Reliability: A measure of the consistency or stability of test scores for a group of test-takers over time, administration conditions, examination forms, or samples of items.



Scaled scores: The method used to allow candidates to see if their performance is improving when a retake is needed. Most Certiport exams are scaled to a passing score of 700. The actual number of questions that you need to answer correctly in order to pass an exam is determined by the difficulty level of the questions and our expectations of the skills and abilities of the target audience. We transform the number of questions needed to pass into a scaled score of 700 for most Certiport exams.

Selected/Standard response: A type of certification examination item in which the candidate is required to select the correct answer from a list of answer options. Examples of selected response items include multiple-choice, multiple-selection, matching, drag & drop, sequencing/list, fill-in-the-blank and hot area (graphic multiple choice).

Skill Group: During the creation of a certification examination, subject matter experts define the skills that would demonstrate the target audience for certification. These items are evaluated as to functional importance and broken into topics which we reference as sections or skill groups. If skills within a section are considered essential to the subject, it will contain more items than a section considered less fundamental. It will also have items considered to require a higher degree of subject knowledge. Therefore, each section has a varied number of items which also vary in level of difficulty.

Simulation: A type of exam item where certain aspects of an application are re-created in order to simulate being in the actual program.

Sitting: Since there are many stages to exam delivery including registration, preparation, learning, and scoring, this is a term used to describe the time a Test Candidate is actually “in their seat” taking a certification exam.

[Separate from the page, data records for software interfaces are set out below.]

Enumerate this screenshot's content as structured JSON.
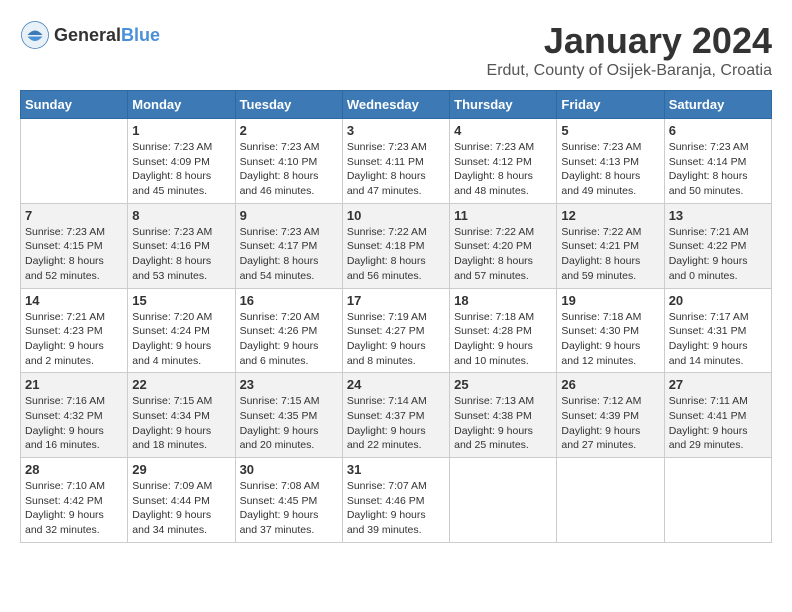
{
  "header": {
    "logo_general": "General",
    "logo_blue": "Blue",
    "month_title": "January 2024",
    "location": "Erdut, County of Osijek-Baranja, Croatia"
  },
  "weekdays": [
    "Sunday",
    "Monday",
    "Tuesday",
    "Wednesday",
    "Thursday",
    "Friday",
    "Saturday"
  ],
  "weeks": [
    [
      {
        "day": "",
        "sunrise": "",
        "sunset": "",
        "daylight": ""
      },
      {
        "day": "1",
        "sunrise": "Sunrise: 7:23 AM",
        "sunset": "Sunset: 4:09 PM",
        "daylight": "Daylight: 8 hours and 45 minutes."
      },
      {
        "day": "2",
        "sunrise": "Sunrise: 7:23 AM",
        "sunset": "Sunset: 4:10 PM",
        "daylight": "Daylight: 8 hours and 46 minutes."
      },
      {
        "day": "3",
        "sunrise": "Sunrise: 7:23 AM",
        "sunset": "Sunset: 4:11 PM",
        "daylight": "Daylight: 8 hours and 47 minutes."
      },
      {
        "day": "4",
        "sunrise": "Sunrise: 7:23 AM",
        "sunset": "Sunset: 4:12 PM",
        "daylight": "Daylight: 8 hours and 48 minutes."
      },
      {
        "day": "5",
        "sunrise": "Sunrise: 7:23 AM",
        "sunset": "Sunset: 4:13 PM",
        "daylight": "Daylight: 8 hours and 49 minutes."
      },
      {
        "day": "6",
        "sunrise": "Sunrise: 7:23 AM",
        "sunset": "Sunset: 4:14 PM",
        "daylight": "Daylight: 8 hours and 50 minutes."
      }
    ],
    [
      {
        "day": "7",
        "sunrise": "Sunrise: 7:23 AM",
        "sunset": "Sunset: 4:15 PM",
        "daylight": "Daylight: 8 hours and 52 minutes."
      },
      {
        "day": "8",
        "sunrise": "Sunrise: 7:23 AM",
        "sunset": "Sunset: 4:16 PM",
        "daylight": "Daylight: 8 hours and 53 minutes."
      },
      {
        "day": "9",
        "sunrise": "Sunrise: 7:23 AM",
        "sunset": "Sunset: 4:17 PM",
        "daylight": "Daylight: 8 hours and 54 minutes."
      },
      {
        "day": "10",
        "sunrise": "Sunrise: 7:22 AM",
        "sunset": "Sunset: 4:18 PM",
        "daylight": "Daylight: 8 hours and 56 minutes."
      },
      {
        "day": "11",
        "sunrise": "Sunrise: 7:22 AM",
        "sunset": "Sunset: 4:20 PM",
        "daylight": "Daylight: 8 hours and 57 minutes."
      },
      {
        "day": "12",
        "sunrise": "Sunrise: 7:22 AM",
        "sunset": "Sunset: 4:21 PM",
        "daylight": "Daylight: 8 hours and 59 minutes."
      },
      {
        "day": "13",
        "sunrise": "Sunrise: 7:21 AM",
        "sunset": "Sunset: 4:22 PM",
        "daylight": "Daylight: 9 hours and 0 minutes."
      }
    ],
    [
      {
        "day": "14",
        "sunrise": "Sunrise: 7:21 AM",
        "sunset": "Sunset: 4:23 PM",
        "daylight": "Daylight: 9 hours and 2 minutes."
      },
      {
        "day": "15",
        "sunrise": "Sunrise: 7:20 AM",
        "sunset": "Sunset: 4:24 PM",
        "daylight": "Daylight: 9 hours and 4 minutes."
      },
      {
        "day": "16",
        "sunrise": "Sunrise: 7:20 AM",
        "sunset": "Sunset: 4:26 PM",
        "daylight": "Daylight: 9 hours and 6 minutes."
      },
      {
        "day": "17",
        "sunrise": "Sunrise: 7:19 AM",
        "sunset": "Sunset: 4:27 PM",
        "daylight": "Daylight: 9 hours and 8 minutes."
      },
      {
        "day": "18",
        "sunrise": "Sunrise: 7:18 AM",
        "sunset": "Sunset: 4:28 PM",
        "daylight": "Daylight: 9 hours and 10 minutes."
      },
      {
        "day": "19",
        "sunrise": "Sunrise: 7:18 AM",
        "sunset": "Sunset: 4:30 PM",
        "daylight": "Daylight: 9 hours and 12 minutes."
      },
      {
        "day": "20",
        "sunrise": "Sunrise: 7:17 AM",
        "sunset": "Sunset: 4:31 PM",
        "daylight": "Daylight: 9 hours and 14 minutes."
      }
    ],
    [
      {
        "day": "21",
        "sunrise": "Sunrise: 7:16 AM",
        "sunset": "Sunset: 4:32 PM",
        "daylight": "Daylight: 9 hours and 16 minutes."
      },
      {
        "day": "22",
        "sunrise": "Sunrise: 7:15 AM",
        "sunset": "Sunset: 4:34 PM",
        "daylight": "Daylight: 9 hours and 18 minutes."
      },
      {
        "day": "23",
        "sunrise": "Sunrise: 7:15 AM",
        "sunset": "Sunset: 4:35 PM",
        "daylight": "Daylight: 9 hours and 20 minutes."
      },
      {
        "day": "24",
        "sunrise": "Sunrise: 7:14 AM",
        "sunset": "Sunset: 4:37 PM",
        "daylight": "Daylight: 9 hours and 22 minutes."
      },
      {
        "day": "25",
        "sunrise": "Sunrise: 7:13 AM",
        "sunset": "Sunset: 4:38 PM",
        "daylight": "Daylight: 9 hours and 25 minutes."
      },
      {
        "day": "26",
        "sunrise": "Sunrise: 7:12 AM",
        "sunset": "Sunset: 4:39 PM",
        "daylight": "Daylight: 9 hours and 27 minutes."
      },
      {
        "day": "27",
        "sunrise": "Sunrise: 7:11 AM",
        "sunset": "Sunset: 4:41 PM",
        "daylight": "Daylight: 9 hours and 29 minutes."
      }
    ],
    [
      {
        "day": "28",
        "sunrise": "Sunrise: 7:10 AM",
        "sunset": "Sunset: 4:42 PM",
        "daylight": "Daylight: 9 hours and 32 minutes."
      },
      {
        "day": "29",
        "sunrise": "Sunrise: 7:09 AM",
        "sunset": "Sunset: 4:44 PM",
        "daylight": "Daylight: 9 hours and 34 minutes."
      },
      {
        "day": "30",
        "sunrise": "Sunrise: 7:08 AM",
        "sunset": "Sunset: 4:45 PM",
        "daylight": "Daylight: 9 hours and 37 minutes."
      },
      {
        "day": "31",
        "sunrise": "Sunrise: 7:07 AM",
        "sunset": "Sunset: 4:46 PM",
        "daylight": "Daylight: 9 hours and 39 minutes."
      },
      {
        "day": "",
        "sunrise": "",
        "sunset": "",
        "daylight": ""
      },
      {
        "day": "",
        "sunrise": "",
        "sunset": "",
        "daylight": ""
      },
      {
        "day": "",
        "sunrise": "",
        "sunset": "",
        "daylight": ""
      }
    ]
  ]
}
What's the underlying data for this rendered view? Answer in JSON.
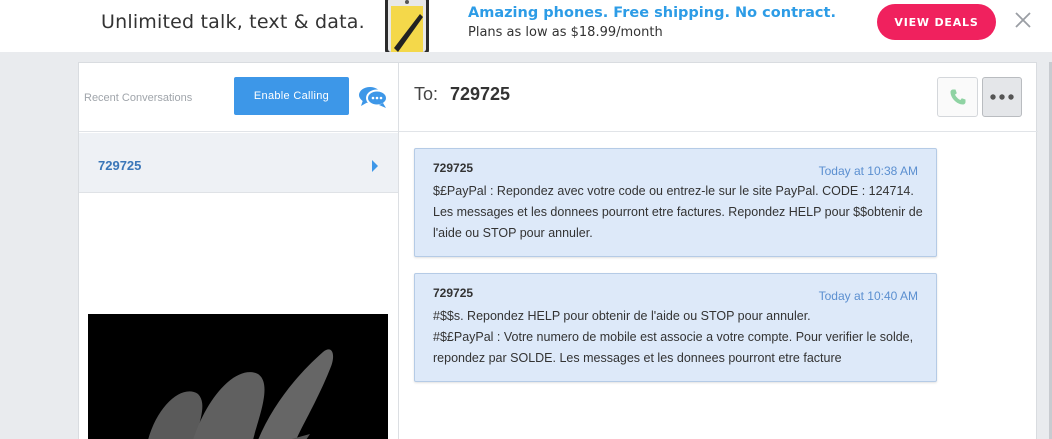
{
  "banner": {
    "tagline": "Unlimited talk, text & data.",
    "promo_title": "Amazing phones. Free shipping. No contract.",
    "promo_sub": "Plans as low as $18.99/month",
    "cta": "VIEW DEALS",
    "cta_color": "#f0215e",
    "promo_color": "#2d9ce6"
  },
  "sidebar": {
    "recent_label": "Recent Conversations",
    "enable_calling": "Enable Calling",
    "chat_icon": "chat-bubbles-icon",
    "conversations": [
      {
        "name": "729725"
      }
    ]
  },
  "conversation": {
    "to_label": "To:",
    "to_value": "729725",
    "call_icon": "phone-icon",
    "more_icon": "more-dots-icon",
    "messages": [
      {
        "sender": "729725",
        "time": "Today at 10:38 AM",
        "text": "$£PayPal : Repondez avec votre code ou entrez-le sur le site PayPal. CODE : 124714. Les messages et les donnees pourront etre factures. Repondez HELP pour $$obtenir de l'aide ou STOP pour annuler."
      },
      {
        "sender": "729725",
        "time": "Today at 10:40 AM",
        "text": "#$$s. Repondez HELP pour obtenir de l'aide ou STOP pour annuler.\n#$£PayPal : Votre numero de mobile est associe a votre compte. Pour verifier le solde, repondez par SOLDE. Les messages et les donnees pourront etre facture"
      }
    ]
  }
}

Standard setting: Committee-based process for acquiring or refining achievement level descriptors and determining cut score recommendations for an exam. Subject matter experts confirm that test-takers who pass the exam have achieved a justifiable and defensible standard.

Stem: The question portion of an item; it presents the problem to be solved.

Subject Matter Expert (SME): A person who provides expertise in a specific field of knowledge.



Task: A request within an exam item for a test candidate to demonstrate a specific skill.



Validity: The degree to which available evidence and theory support scoring interpretations for a test. There are many aspects of test validity: content, construct, concurrent, and predictive.

Developing a certification examination: